What a difference two years and a well-run campaign makes.
Posts Tagged ‘John McCain’
The big day for US politics finally arrives. I don’t intend to spend too much time tracking the results today – the polls have become pretty clear and it’s a work day. But I have to admit to feeling more excited about this today than I have in recent weeks – frankly, I’ve just been over it and waiting for McCain and Palin to fade into obscurity.
We’re getting free-to-air TV coverage of the election here in Australia, so if you’re in the mood, switch on the box, load up a few US web sites, and join the discussion with some fellows Aussies: The Poll Bludger has a liveblog, as does The Tally Room; there’s an open thread at LP; or go to Andrew Bolt’s site to talk about how the liberal media lynched Sarah Palin, or tim’s site to talk about – well, nothing coherent. Oh, and Planet Janet says that Obama will appoint judges who will perform gay abortions in their courtrooms – beware, Australia.
Enjoy the day.
The actions in the Republican Party’s campaign is now all about positioning for 2012:
With 10 days until Election Day, long-brewing tensions between GOP vice presidential candidate Gov. Sarah Palin and key aides to Sen. John McCain have become so intense, they are spilling out in public, sources say.

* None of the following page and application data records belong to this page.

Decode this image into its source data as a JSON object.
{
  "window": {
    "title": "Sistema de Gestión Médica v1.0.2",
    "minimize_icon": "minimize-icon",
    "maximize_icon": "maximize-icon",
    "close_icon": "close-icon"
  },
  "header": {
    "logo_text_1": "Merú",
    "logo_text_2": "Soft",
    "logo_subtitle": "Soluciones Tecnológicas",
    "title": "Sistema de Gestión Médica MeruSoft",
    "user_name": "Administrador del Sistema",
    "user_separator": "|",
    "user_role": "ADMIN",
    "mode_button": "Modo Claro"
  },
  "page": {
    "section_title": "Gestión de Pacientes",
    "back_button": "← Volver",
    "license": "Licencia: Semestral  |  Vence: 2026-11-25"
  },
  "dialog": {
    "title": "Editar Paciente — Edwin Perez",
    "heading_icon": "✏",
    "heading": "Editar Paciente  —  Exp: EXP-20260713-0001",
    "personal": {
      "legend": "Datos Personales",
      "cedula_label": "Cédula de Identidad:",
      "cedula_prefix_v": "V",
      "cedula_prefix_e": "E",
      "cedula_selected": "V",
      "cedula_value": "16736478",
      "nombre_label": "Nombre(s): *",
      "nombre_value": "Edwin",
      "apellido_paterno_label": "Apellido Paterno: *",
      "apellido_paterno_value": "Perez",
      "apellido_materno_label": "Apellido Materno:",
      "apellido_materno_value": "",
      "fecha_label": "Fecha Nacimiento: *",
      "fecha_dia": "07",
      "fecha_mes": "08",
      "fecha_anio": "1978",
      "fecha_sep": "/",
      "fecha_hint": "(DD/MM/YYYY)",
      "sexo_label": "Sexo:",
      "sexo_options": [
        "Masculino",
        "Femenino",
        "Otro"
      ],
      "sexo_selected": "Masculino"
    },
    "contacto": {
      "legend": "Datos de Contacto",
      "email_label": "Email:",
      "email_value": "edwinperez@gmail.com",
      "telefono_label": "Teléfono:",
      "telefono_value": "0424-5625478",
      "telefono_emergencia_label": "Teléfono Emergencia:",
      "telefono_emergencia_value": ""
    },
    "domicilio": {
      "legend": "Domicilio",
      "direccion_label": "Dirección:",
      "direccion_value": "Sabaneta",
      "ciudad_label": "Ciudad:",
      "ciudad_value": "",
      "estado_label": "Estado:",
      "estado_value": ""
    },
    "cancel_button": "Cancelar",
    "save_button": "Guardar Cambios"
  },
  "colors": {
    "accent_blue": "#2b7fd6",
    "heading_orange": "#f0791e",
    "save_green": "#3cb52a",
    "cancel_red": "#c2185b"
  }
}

McCain sources say Palin has gone off-message several times, and they privately wonder whether the incidents were deliberate. They cited an instance in which she labeled robocalls — recorded messages often used to attack a candidate’s opponent — “irritating” even as the campaign defended their use. Also, they pointed to her telling reporters she disagreed with the campaign’s decision to pull out of Michigan.
It can’t be easy to be part of a political campaign in its death throes – you know there is no legitimate hope of winning, but also know that you can’t appear to have given up. We saw it last November in Team Howard; the Clinton campaign went through it earlier this year; and now it’s the Republicans’ turn. And Sarah Palin is presumably trying to establish her credentials for a tilt at Obama four years from now – or, at the very least, avoid becoming an historical footnote equivalent to a one-hit wonder.
The next week and a half could get interesting if the tensions and the jockeying for position are starting to spill out in public. But I did find this bit particularly interesting:
“She is a diva. She takes no advice from anyone,” said this McCain adviser. “She does not have any relationships of trust with any of us, her family or anyone else.
There is actually a word that might describe her behaviour better than ‘diva’:
After fomenting fear and anger during the past week, it appears John McCain is taking some steps to defuse the tensions. Nicholas Gruen, among others, is thankful that McCain is showing some sense in attempting to move his campaign away from inciting hatred and violence. Provided it’s not simply a gesture to refute criticism of the smear campaign that is largely being carried out by Sarah Palin, I concur.
But there is another aspect of these expressions of suspicion by McCain supporters that is not addressed:
Look at the interaction between McCain and the lady near the end of that clip:
And then later, somebody’s mean old gramma called Obama an “Arab.” McCain stopped her short, “No, Ma’am. No, Ma’am,” he said. “He’s a decent family man, citizen, that I just happen to have disagreements with on fundamental issues.”
So, the rebuttal to her distrust of Obama because he is an “Arab” is to point out that he is a decent family man and a citizen. Doesn’t that imply that Arabs cannot be decent family men or citizens?
I know that McCain probably had the general form of the statements he made prepared before this meeting began – obviously, his campaign has made a decision that he needs to speak out against at least a couple of the bigoted and hateful statements about Obama – but these implications are often left unanswered. In this case, the suggestion was that he is an “Arab” – this week, On the Media noted a similar pattern in the rumours that Obama is a Muslim.
John McCain might have done something (whether real or symbolic) to distance himself from the mistrust of Barack Obama as “foreign”. But he did nothing to respond to the underlying bigotry that drives those people’s attitudes and behaviour toward Obama.